Brachial Plexus Injuries
Physicians at the Pediatric Neurosurgery Program evaluate and treat brachial plexus injuries following difficult childbirth or after sustaining a traumatic injury. Participants in the Brachial Plexus Injury Program include neurosurgeons, neurologists, orthopaedic surgeons, plastic surgeons and rehabilitation specialists.
Medically Intractable Epilepsy

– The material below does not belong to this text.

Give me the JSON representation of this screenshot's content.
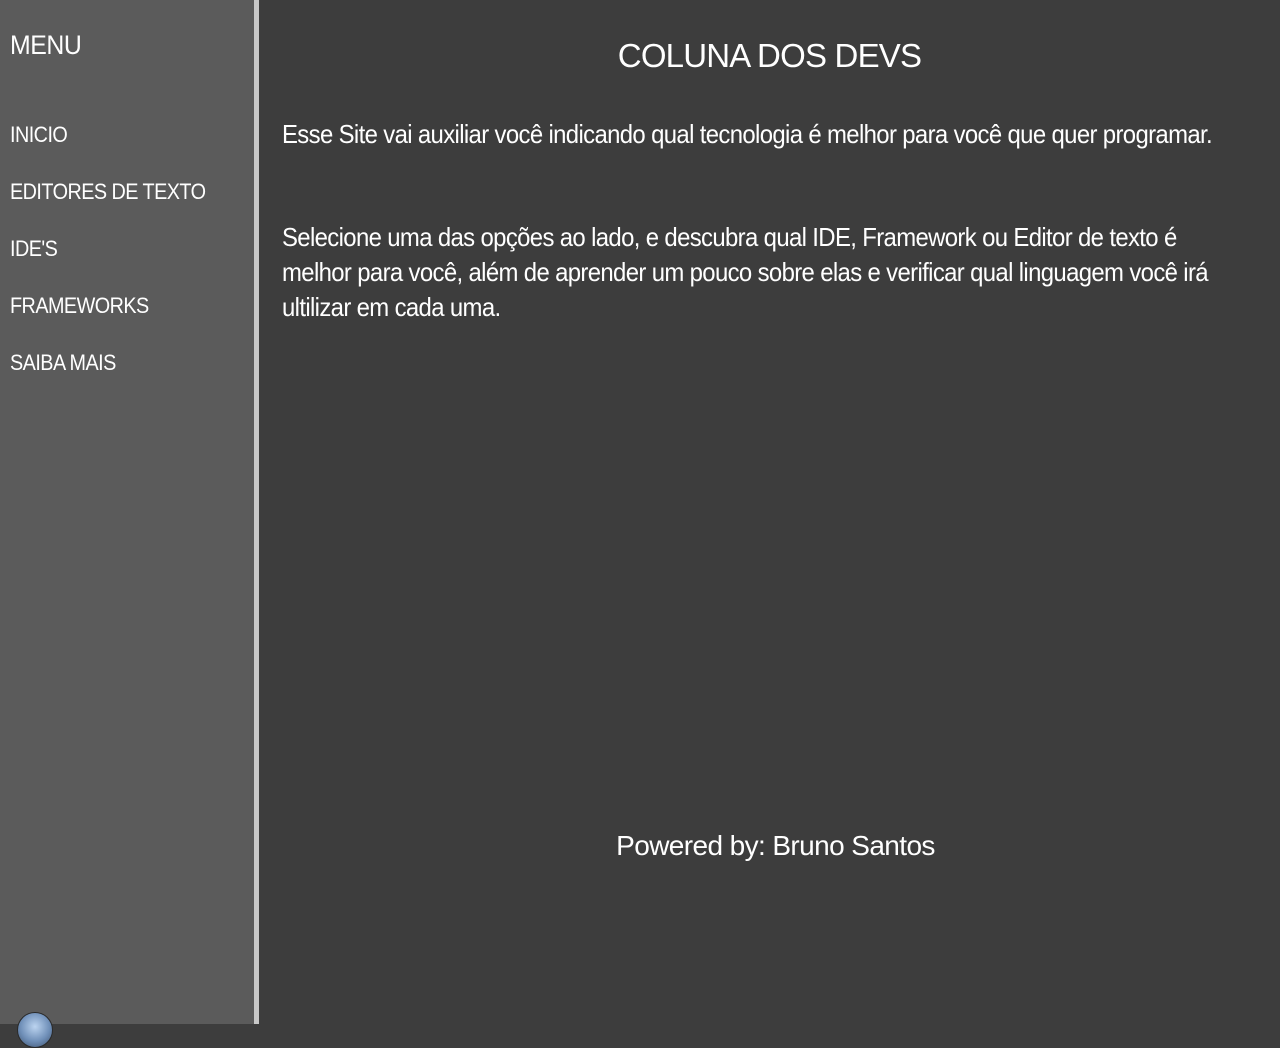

Epilepsy is an intermittent derangement of the nervous system due to a sudden, excessive, disorderly electrical discharge of cerebral neurons. More than two-thirds of all epilepsy begins in childhood, when seizures can have damaging results on the child's psychological and physical development. Surgical treatment is highly effective in the treatment of many of the epilepsies that have not responded to medical therapy. Nearly 40 percent of children with partial epilepsy are candidates for surgical therapy.
Pediatric neurosurgeons work in close association with a team of pediatric neurologists and social workers to evaluate children with medically intractable epilepsy to provide the best surgical management and care. The surgeons are experienced in performing hemispherectomies, lobectomies, lesionectomies and placement of vagal nerve stimulators.
Care of children with spasticity requires a comprehensive team of pediatric specialists who can evaluate and treat the children who might benefit from selective dorsal rhizotomy or placement of Baclofen pump. Intramuscular Botulinum toxin injections can also be effective to reduce spasticity in children and adults. In cooperation with our multidisciplinary pediatric team, the Program's physicians strive to improve the lives of patients with spasticity.
The physicians at Cedars-Sinai Spasticity Program perform this surgery.